The Statue of Liberty is a favorite victim of Hollywood’s climate change disaster scenarios. Films including The Day After Tomorrow and AI: Artificial Intelligence depict the greened copper monument destroyed by tsunamis and submerged by rising sea levels. The new report “World Heritage and Tourism in a Changing Climate” brings these apocalyptic scenes to mind.
Released by UNESCO, the United Nations Environment Program, and the Union of Concerned Scientists, the 108-page document details the threats that climate change poses to World Heritage sites. The Statue of Liberty, Stonehenge, and Easter Island are just a few beloved monuments at risk of degradation from rising sea levels, superstorms, wildfires, worsening droughts, and melting glaciers.
There are more than 1,000 World Heritage sites in 163 countries. The report features in-depth case studies examining 31 at-risk World Heritage properties in 29 countries, focusing on those that are important tourist destinations. These include Venice, Stonehenge, and the Galapagos Islands, as well as South Africa’s Cape Floral Kingdom, the port city of Cartagena, Colombia, and Shiretoko National Park in Japan. The studies were compiled from peer-reviewed science papers, technical reports, and input from local experts, as well as evaluations of individual sites prepared specifically for the World Heritage Committee.
“Climate change is affecting World Heritage sites across the globe,” Adam Markham, lead author of the report and deputy director of the climate and energy program at UCS, said in a statement. “Some Easter Island statues are at risk of being lost to the sea because of coastal erosion. Many of the world’s most important coral reefs, including in the islands of New Caledonia in the western Pacific, have suffered unprecedented coral bleaching linked to climate change this year. Climate change could eventually even cause some World Heritage sites to lose their status.”
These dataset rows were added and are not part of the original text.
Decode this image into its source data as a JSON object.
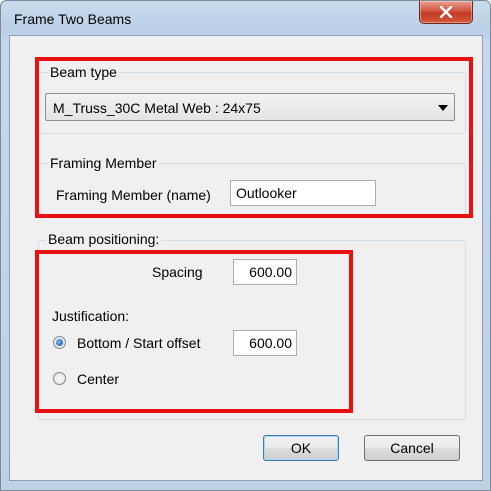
{
  "window": {
    "title": "Frame Two Beams"
  },
  "beam_type": {
    "label": "Beam type",
    "selected": "M_Truss_30C Metal Web : 24x75"
  },
  "framing_member": {
    "label": "Framing Member",
    "name_label": "Framing Member (name)",
    "name_value": "Outlooker"
  },
  "beam_positioning": {
    "label": "Beam positioning:",
    "spacing_label": "Spacing",
    "spacing_value": "600.00",
    "justification_label": "Justification:",
    "options": [
      {
        "label": "Bottom / Start offset",
        "value": "600.00",
        "checked": true
      },
      {
        "label": "Center",
        "checked": false
      }
    ]
  },
  "buttons": {
    "ok": "OK",
    "cancel": "Cancel"
  },
  "colors": {
    "highlight": "#e81010",
    "title_bar": "#bdd1e7",
    "close_button": "#c23a22"
  }
}
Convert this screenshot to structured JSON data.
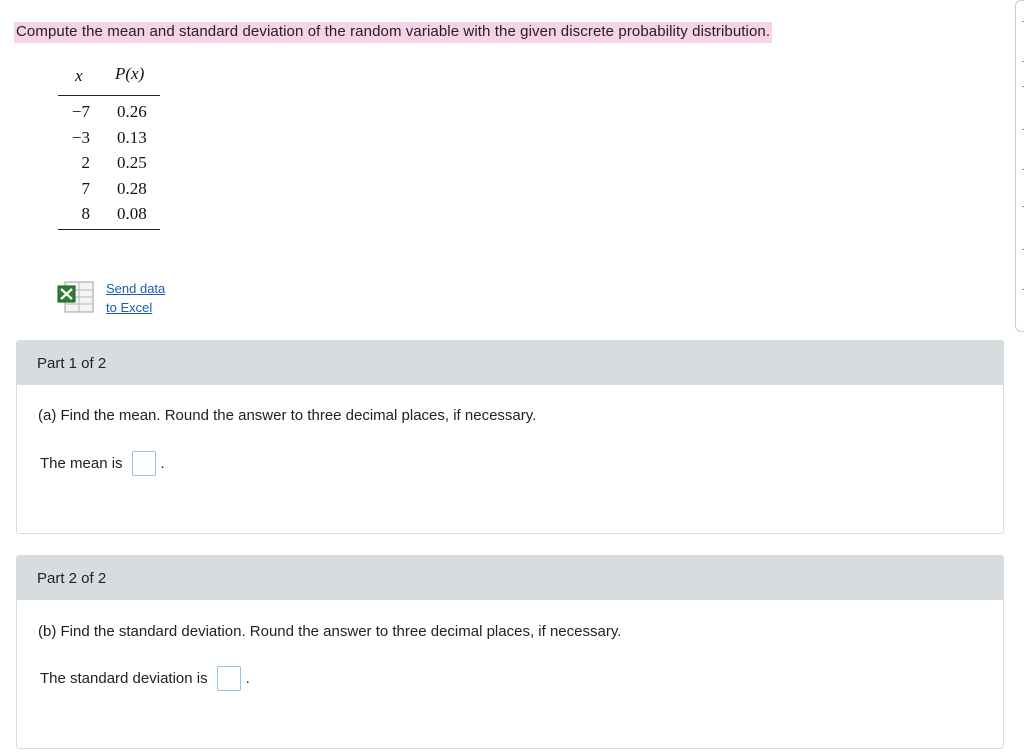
{
  "question": {
    "prompt": "Compute the mean and standard deviation of the random variable with the given discrete probability distribution."
  },
  "table": {
    "col_x": "x",
    "col_p": "P(x)",
    "rows": [
      {
        "x": "−7",
        "p": "0.26"
      },
      {
        "x": "−3",
        "p": "0.13"
      },
      {
        "x": "2",
        "p": "0.25"
      },
      {
        "x": "7",
        "p": "0.28"
      },
      {
        "x": "8",
        "p": "0.08"
      }
    ]
  },
  "excel": {
    "icon": "excel-spreadsheet-icon",
    "link_line1": "Send data",
    "link_line2": "to Excel"
  },
  "parts": [
    {
      "header": "Part 1 of 2",
      "instruction": "(a) Find the mean. Round the answer to three decimal places, if necessary.",
      "answer_label": "The mean is",
      "answer_value": "",
      "suffix": "."
    },
    {
      "header": "Part 2 of 2",
      "instruction": "(b) Find the standard deviation. Round the answer to three decimal places, if necessary.",
      "answer_label": "The standard deviation is",
      "answer_value": "",
      "suffix": "."
    }
  ],
  "colors": {
    "highlight": "#f6d3e7",
    "part_header_bg": "#d7dcdf",
    "link": "#1a5cb4",
    "input_border": "#8fc5e3"
  }
}
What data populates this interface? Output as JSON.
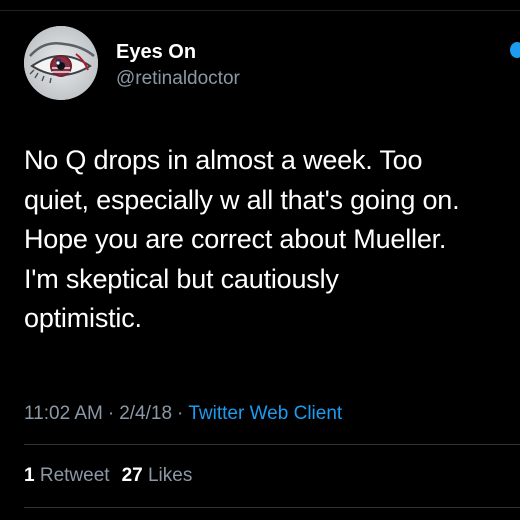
{
  "author": {
    "display_name": "Eyes On",
    "handle": "@retinaldoctor",
    "avatar_icon": "eye-icon"
  },
  "tweet": {
    "text": "No Q drops in almost a week. Too\nquiet, especially w all that's going on.\nHope you are correct about Mueller.\nI'm skeptical but cautiously\noptimistic."
  },
  "meta": {
    "time": "11:02 AM",
    "separator": "·",
    "date": "2/4/18",
    "client": "Twitter Web Client"
  },
  "stats": {
    "retweets_count": "1",
    "retweets_label": "Retweet",
    "likes_count": "27",
    "likes_label": "Likes"
  },
  "colors": {
    "background": "#000000",
    "text": "#ffffff",
    "secondary": "#8b98a5",
    "accent": "#1d9bf0"
  }
}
The report calls for increased efforts to prevent such damage. “Globally, we need to understand, monitor and address climate change threats to World Heritage sites better,” Mechtild Rössler, director of UNESCO’s World Heritage Centre, said in a statement. “As the report’s findings underscore, achieving the Paris Agreement’s goal of limiting global temperature rise to a level well below 2 degrees Celsius is vitally important to protecting our World Heritage for current and future generations.”
The case study on the Statue of Liberty evokes the countless films that depict her destruction. “As solid and invulnerable as the Statue of Liberty itself seems, the World Heritage site is actually at considerable risk from some of the impacts of climate change — especially sea-level rise, increased intensity of storms, and storm surges,” the report states. The effects that Hurricane Sandy had on Liberty Island offer a picture of the extent and cost of potential damage from global warming. The hurricane closed the island for nine months, seriously damaging or destroying much of its infrastructure, including electrical, water, sewage, security, and telephone systems. To date, $100 million has been allocated to the Statue of Liberty and adjacent Ellis Island for restoration efforts necessitated by Hurricane Sandy.
The lesson learned, according to the report, is that “100% of the assets at Liberty National Monument are at ‘high exposure’ risk from sea-level rise due to the extremely low elevation of the island and its vulnerability to storms.” The assets at risk on Liberty Island and the neighboring Ellis Island are valued at more than $ 1.5 billion, the report states, but “the intangible cost of future damage to this international symbol of freedom and democracy is incalculable.”
Venice, the Italian city of 118 islands connected by canals and bridges, is one of the most endangered World Heritage sites. “The city’s extraordinary assemblage of Byzantine, Gothic, renaissance, and baroque architecture is under immediate threat from rising sea levels,” states the report. Rising sea levels have already begun to wreak havoc, causing more frequent flooding events in the last 60 years, which have damaged many of its famous buildings. The nearly-complete MOSE Project to build giant gates to reduce flooding has cost €5.4 billion (~$6 billion). While these gates will likely temporarily stall flooding in the city, they will not protect Venice’s lagoon. “The water level in the lagoon will continue to rise, eating away at the substance of the buildings as damp spreads up the brickwork,” the report states. Such degradation is a threat not just to the site itself but to the city’s economy, which relies on tourism.
Astronomical funds will be required to preserve World Heritage sites, and adequate funds are not yet available. “The amount available to States Parties requiring international assistance to support site management through the World Heritage Fund totals just US$ 4 million,” the report states, “a drop in the ocean given the scale of response needed for the challenge of climate change.”
The full “World Heritage and Tourism in a Changing Climate” report is available here.